• **Work required**: Your job is to copy all the entries precisely as they stand.

• **Records for processing**:
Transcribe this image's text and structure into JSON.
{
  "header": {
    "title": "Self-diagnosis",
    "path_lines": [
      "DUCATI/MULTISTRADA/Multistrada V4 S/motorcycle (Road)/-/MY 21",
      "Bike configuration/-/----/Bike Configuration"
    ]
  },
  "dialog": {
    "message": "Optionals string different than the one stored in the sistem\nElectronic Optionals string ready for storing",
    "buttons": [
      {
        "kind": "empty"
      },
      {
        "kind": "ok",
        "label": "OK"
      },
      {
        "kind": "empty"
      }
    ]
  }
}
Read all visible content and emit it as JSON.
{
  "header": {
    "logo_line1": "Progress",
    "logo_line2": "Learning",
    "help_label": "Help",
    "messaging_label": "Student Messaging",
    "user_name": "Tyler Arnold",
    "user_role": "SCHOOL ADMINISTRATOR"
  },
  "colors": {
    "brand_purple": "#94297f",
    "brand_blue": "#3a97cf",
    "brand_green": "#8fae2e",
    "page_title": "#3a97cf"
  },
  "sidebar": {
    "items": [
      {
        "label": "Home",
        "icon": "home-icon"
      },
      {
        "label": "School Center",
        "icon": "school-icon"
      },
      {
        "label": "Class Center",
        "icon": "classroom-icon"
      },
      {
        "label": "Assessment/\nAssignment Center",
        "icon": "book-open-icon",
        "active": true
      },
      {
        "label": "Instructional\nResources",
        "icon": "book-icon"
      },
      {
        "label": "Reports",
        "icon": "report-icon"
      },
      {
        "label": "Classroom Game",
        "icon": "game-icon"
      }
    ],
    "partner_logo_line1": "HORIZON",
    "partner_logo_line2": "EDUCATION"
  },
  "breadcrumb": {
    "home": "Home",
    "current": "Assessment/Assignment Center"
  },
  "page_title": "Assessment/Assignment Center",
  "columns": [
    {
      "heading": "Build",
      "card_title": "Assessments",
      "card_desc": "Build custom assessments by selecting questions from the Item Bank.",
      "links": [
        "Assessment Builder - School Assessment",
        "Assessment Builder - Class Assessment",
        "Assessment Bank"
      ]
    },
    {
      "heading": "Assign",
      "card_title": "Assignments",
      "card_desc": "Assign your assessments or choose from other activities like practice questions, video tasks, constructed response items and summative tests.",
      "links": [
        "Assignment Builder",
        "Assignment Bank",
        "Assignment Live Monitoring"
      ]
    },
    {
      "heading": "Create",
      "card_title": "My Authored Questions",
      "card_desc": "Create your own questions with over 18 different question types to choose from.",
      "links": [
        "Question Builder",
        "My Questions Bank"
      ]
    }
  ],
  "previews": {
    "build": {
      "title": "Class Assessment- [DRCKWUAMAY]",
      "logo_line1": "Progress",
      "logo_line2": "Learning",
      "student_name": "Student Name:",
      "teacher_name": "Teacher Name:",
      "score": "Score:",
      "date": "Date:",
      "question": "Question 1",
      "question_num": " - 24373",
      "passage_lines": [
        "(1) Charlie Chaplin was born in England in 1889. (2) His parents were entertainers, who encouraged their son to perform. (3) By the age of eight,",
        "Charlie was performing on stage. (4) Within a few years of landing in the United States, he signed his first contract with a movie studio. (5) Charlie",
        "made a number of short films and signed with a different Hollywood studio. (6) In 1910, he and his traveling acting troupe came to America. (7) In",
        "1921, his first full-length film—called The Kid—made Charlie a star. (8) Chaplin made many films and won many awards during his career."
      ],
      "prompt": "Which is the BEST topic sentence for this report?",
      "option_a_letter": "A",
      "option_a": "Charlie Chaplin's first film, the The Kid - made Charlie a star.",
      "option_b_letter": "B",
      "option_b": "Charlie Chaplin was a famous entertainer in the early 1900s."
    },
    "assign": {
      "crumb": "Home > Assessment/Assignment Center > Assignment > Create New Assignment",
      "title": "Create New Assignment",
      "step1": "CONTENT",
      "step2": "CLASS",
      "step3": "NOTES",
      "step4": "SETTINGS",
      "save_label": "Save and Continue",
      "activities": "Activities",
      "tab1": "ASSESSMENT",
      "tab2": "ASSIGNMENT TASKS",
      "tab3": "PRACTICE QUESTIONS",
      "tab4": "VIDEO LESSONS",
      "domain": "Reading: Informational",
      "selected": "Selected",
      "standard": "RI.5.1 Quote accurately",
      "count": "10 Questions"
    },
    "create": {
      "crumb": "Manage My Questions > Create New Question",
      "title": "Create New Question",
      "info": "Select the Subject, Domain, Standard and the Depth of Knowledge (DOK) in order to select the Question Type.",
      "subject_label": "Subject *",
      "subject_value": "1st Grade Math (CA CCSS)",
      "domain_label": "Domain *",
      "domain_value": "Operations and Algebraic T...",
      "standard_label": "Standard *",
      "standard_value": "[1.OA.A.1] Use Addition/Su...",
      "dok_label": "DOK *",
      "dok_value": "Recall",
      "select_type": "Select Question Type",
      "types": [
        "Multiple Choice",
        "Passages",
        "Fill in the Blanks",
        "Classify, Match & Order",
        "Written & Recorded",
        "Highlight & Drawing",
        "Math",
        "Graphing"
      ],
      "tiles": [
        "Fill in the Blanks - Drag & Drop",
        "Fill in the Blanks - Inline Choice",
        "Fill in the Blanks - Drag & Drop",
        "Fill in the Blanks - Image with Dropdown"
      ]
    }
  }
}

• **Solution for this problem**:
Transcribe this image's text and structure into JSON.
{
  "header": {
    "title": "Self-diagnosis",
    "path_lines": [
      "DUCATI/MULTISTRADA/Multistrada V4 S/motorcycle (Road)/-/MY 21",
      "Bike configuration/-/----/Bike Configuration"
    ]
  },
  "dialog": {
    "message": "Optionals string different than the one stored in the sistem\nElectronic Optionals string ready for storing",
    "buttons": [
      {
        "kind": "empty"
      },
      {
        "kind": "ok",
        "label": "OK"
      },
      {
        "kind": "empty"
      }
    ]
  }
}
Read all visible content and emit it as JSON.
{
  "header": {
    "logo_line1": "Progress",
    "logo_line2": "Learning",
    "help_label": "Help",
    "messaging_label": "Student Messaging",
    "user_name": "Tyler Arnold",
    "user_role": "SCHOOL ADMINISTRATOR"
  },
  "colors": {
    "brand_purple": "#94297f",
    "brand_blue": "#3a97cf",
    "brand_green": "#8fae2e",
    "page_title": "#3a97cf"
  },
  "sidebar": {
    "items": [
      {
        "label": "Home",
        "icon": "home-icon"
      },
      {
        "label": "School Center",
        "icon": "school-icon"
      },
      {
        "label": "Class Center",
        "icon": "classroom-icon"
      },
      {
        "label": "Assessment/\nAssignment Center",
        "icon": "book-open-icon",
        "active": true
      },
      {
        "label": "Instructional\nResources",
        "icon": "book-icon"
      },
      {
        "label": "Reports",
        "icon": "report-icon"
      },
      {
        "label": "Classroom Game",
        "icon": "game-icon"
      }
    ],
    "partner_logo_line1": "HORIZON",
    "partner_logo_line2": "EDUCATION"
  },
  "breadcrumb": {
    "home": "Home",
    "current": "Assessment/Assignment Center"
  },
  "page_title": "Assessment/Assignment Center",
  "columns": [
    {
      "heading": "Build",
      "card_title": "Assessments",
      "card_desc": "Build custom assessments by selecting questions from the Item Bank.",
      "links": [
        "Assessment Builder - School Assessment",
        "Assessment Builder - Class Assessment",
        "Assessment Bank"
      ]
    },
    {
      "heading": "Assign",
      "card_title": "Assignments",
      "card_desc": "Assign your assessments or choose from other activities like practice questions, video tasks, constructed response items and summative tests.",
      "links": [
        "Assignment Builder",
        "Assignment Bank",
        "Assignment Live Monitoring"
      ]
    },
    {
      "heading": "Create",
      "card_title": "My Authored Questions",
      "card_desc": "Create your own questions with over 18 different question types to choose from.",
      "links": [
        "Question Builder",
        "My Questions Bank"
      ]
    }
  ],
  "previews": {
    "build": {
      "title": "Class Assessment- [DRCKWUAMAY]",
      "logo_line1": "Progress",
      "logo_line2": "Learning",
      "student_name": "Student Name:",
      "teacher_name": "Teacher Name:",
      "score": "Score:",
      "date": "Date:",
      "question": "Question 1",
      "question_num": " - 24373",
      "passage_lines": [
        "(1) Charlie Chaplin was born in England in 1889. (2) His parents were entertainers, who encouraged their son to perform. (3) By the age of eight,",
        "Charlie was performing on stage. (4) Within a few years of landing in the United States, he signed his first contract with a movie studio. (5) Charlie",
        "made a number of short films and signed with a different Hollywood studio. (6) In 1910, he and his traveling acting troupe came to America. (7) In",
        "1921, his first full-length film—called The Kid—made Charlie a star. (8) Chaplin made many films and won many awards during his career."
      ],
      "prompt": "Which is the BEST topic sentence for this report?",
      "option_a_letter": "A",
      "option_a": "Charlie Chaplin's first film, the The Kid - made Charlie a star.",
      "option_b_letter": "B",
      "option_b": "Charlie Chaplin was a famous entertainer in the early 1900s."
    },
    "assign": {
      "crumb": "Home > Assessment/Assignment Center > Assignment > Create New Assignment",
      "title": "Create New Assignment",
      "step1": "CONTENT",
      "step2": "CLASS",
      "step3": "NOTES",
      "step4": "SETTINGS",
      "save_label": "Save and Continue",
      "activities": "Activities",
      "tab1": "ASSESSMENT",
      "tab2": "ASSIGNMENT TASKS",
      "tab3": "PRACTICE QUESTIONS",
      "tab4": "VIDEO LESSONS",
      "domain": "Reading: Informational",
      "selected": "Selected",
      "standard": "RI.5.1 Quote accurately",
      "count": "10 Questions"
    },
    "create": {
      "crumb": "Manage My Questions > Create New Question",
      "title": "Create New Question",
      "info": "Select the Subject, Domain, Standard and the Depth of Knowledge (DOK) in order to select the Question Type.",
      "subject_label": "Subject *",
      "subject_value": "1st Grade Math (CA CCSS)",
      "domain_label": "Domain *",
      "domain_value": "Operations and Algebraic T...",
      "standard_label": "Standard *",
      "standard_value": "[1.OA.A.1] Use Addition/Su...",
      "dok_label": "DOK *",
      "dok_value": "Recall",
      "select_type": "Select Question Type",
      "types": [
        "Multiple Choice",
        "Passages",
        "Fill in the Blanks",
        "Classify, Match & Order",
        "Written & Recorded",
        "Highlight & Drawing",
        "Math",
        "Graphing"
      ],
      "tiles": [
        "Fill in the Blanks - Drag & Drop",
        "Fill in the Blanks - Inline Choice",
        "Fill in the Blanks - Drag & Drop",
        "Fill in the Blanks - Image with Dropdown"
      ]
    }
  }
}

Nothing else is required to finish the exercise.